Facebook to label posts about voting from presidential candidates

Illustration: Sarah Grillo/Axios

Facebook announced Thursday that it will add labels to all posts from presidential and congressional candidates and federally-elected officials that mention voting or ballots, regardless of whether they contain misinformation.

Why it matters: It's the tech giant's response to scrutiny that it doesn't do enough to tackle voter suppression on its platform. Earlier this year, Facebook — unlike Twitter — did not take action against posts from President Trump that included false information about mail-in voting.

Elliott Abrams to replace Brian Hook as Trump's Iran envoy

Brian Hook. Photo: Tayfun Coskun/Anadolu Agency via Getty Image

President Trump's Iran envoy, Brian Hook, is stepping down, Secretary of State Mike Pompeo confirmed Thursday. He will be replaced with Venezuela envoy Elliott Abrams, a noted Iran hawk who will serve in both roles.

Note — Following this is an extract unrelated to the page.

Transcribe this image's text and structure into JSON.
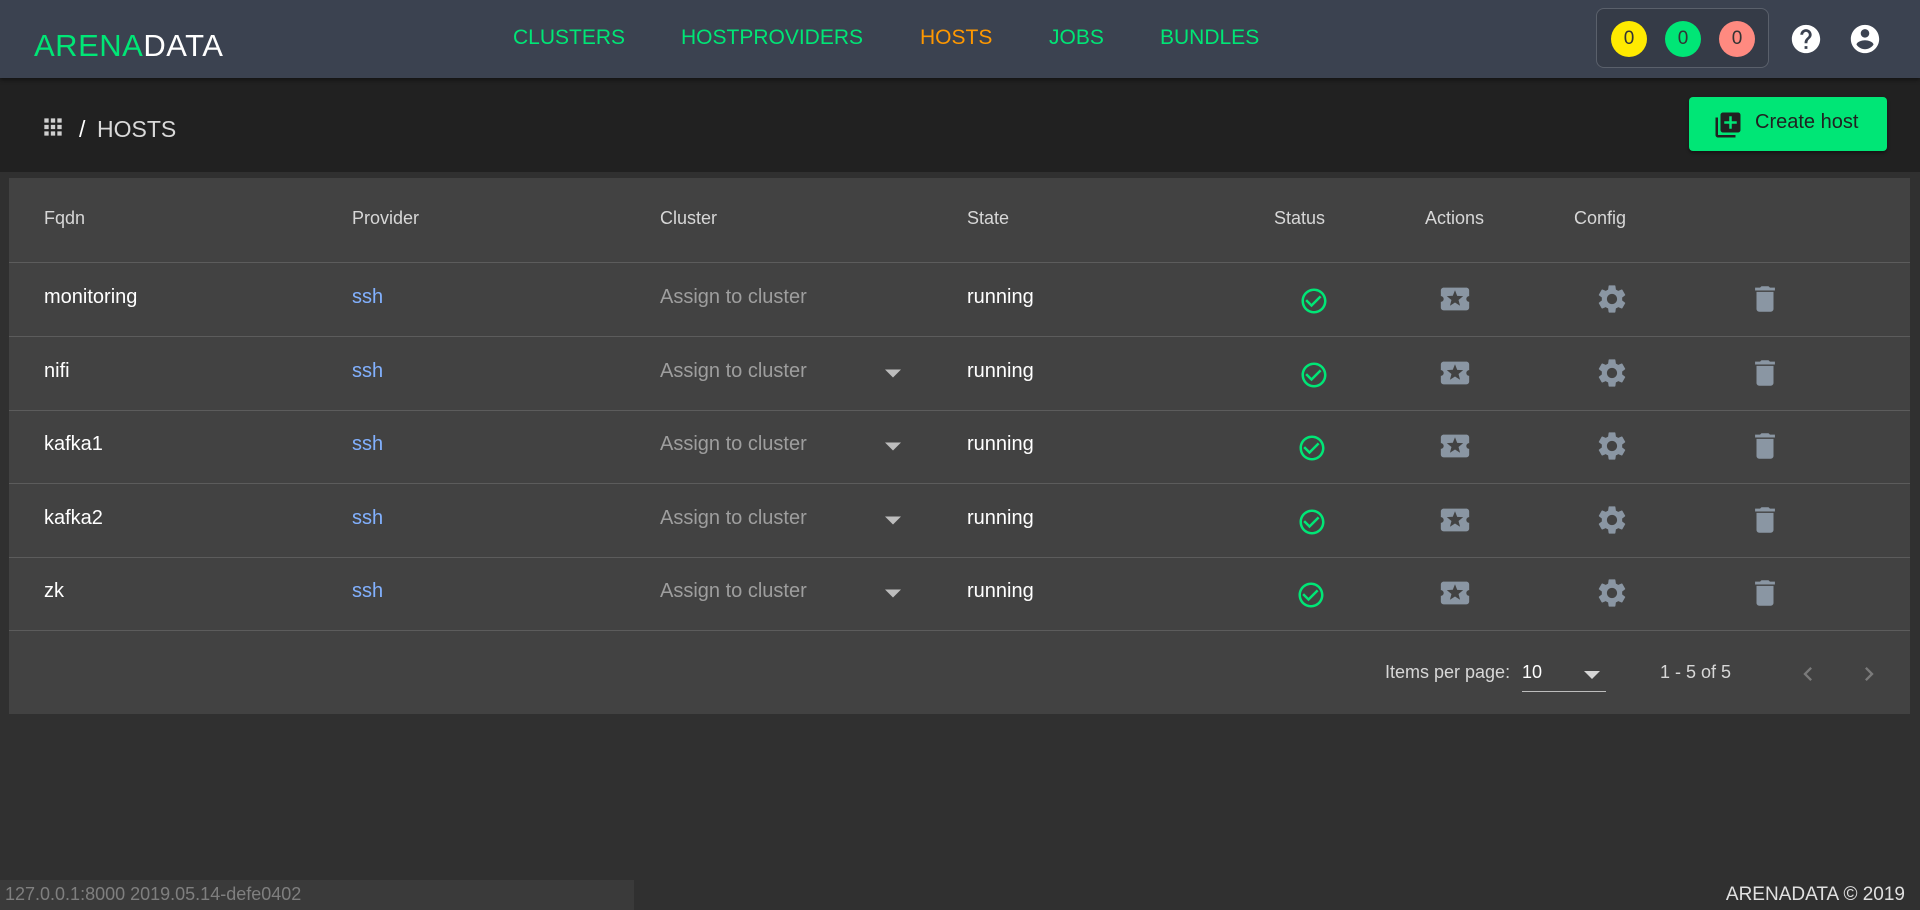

Why it matters: Hook had been tasked with executing Trump's "maximum pressure" policy toward Iran, working closely with Pompeo. That strategy has deepened tensions and thus far failed to force Iran back to the negotiating table, as Trump had hoped.

Ohio Gov. Mike DeWine tests positive for coronavirus ahead of Trump visit

Photo: Justin Merriman/Getty Images

Ohio Gov. Mike DeWine (R) has tested positive for COVID-19 and plans to quarantine at his home for the next 14 days, his office announced Thursday. He currently has no symptoms.

Why it matters: The 73-year-old DeWine was set to meet President Trump Thursday on the tarmac at an airport in Cleveland and was tested as part of standard protocol. He is the second governor known to have contracted the coronavirus, after Oklahoma Gov. Kevin Stitt (R).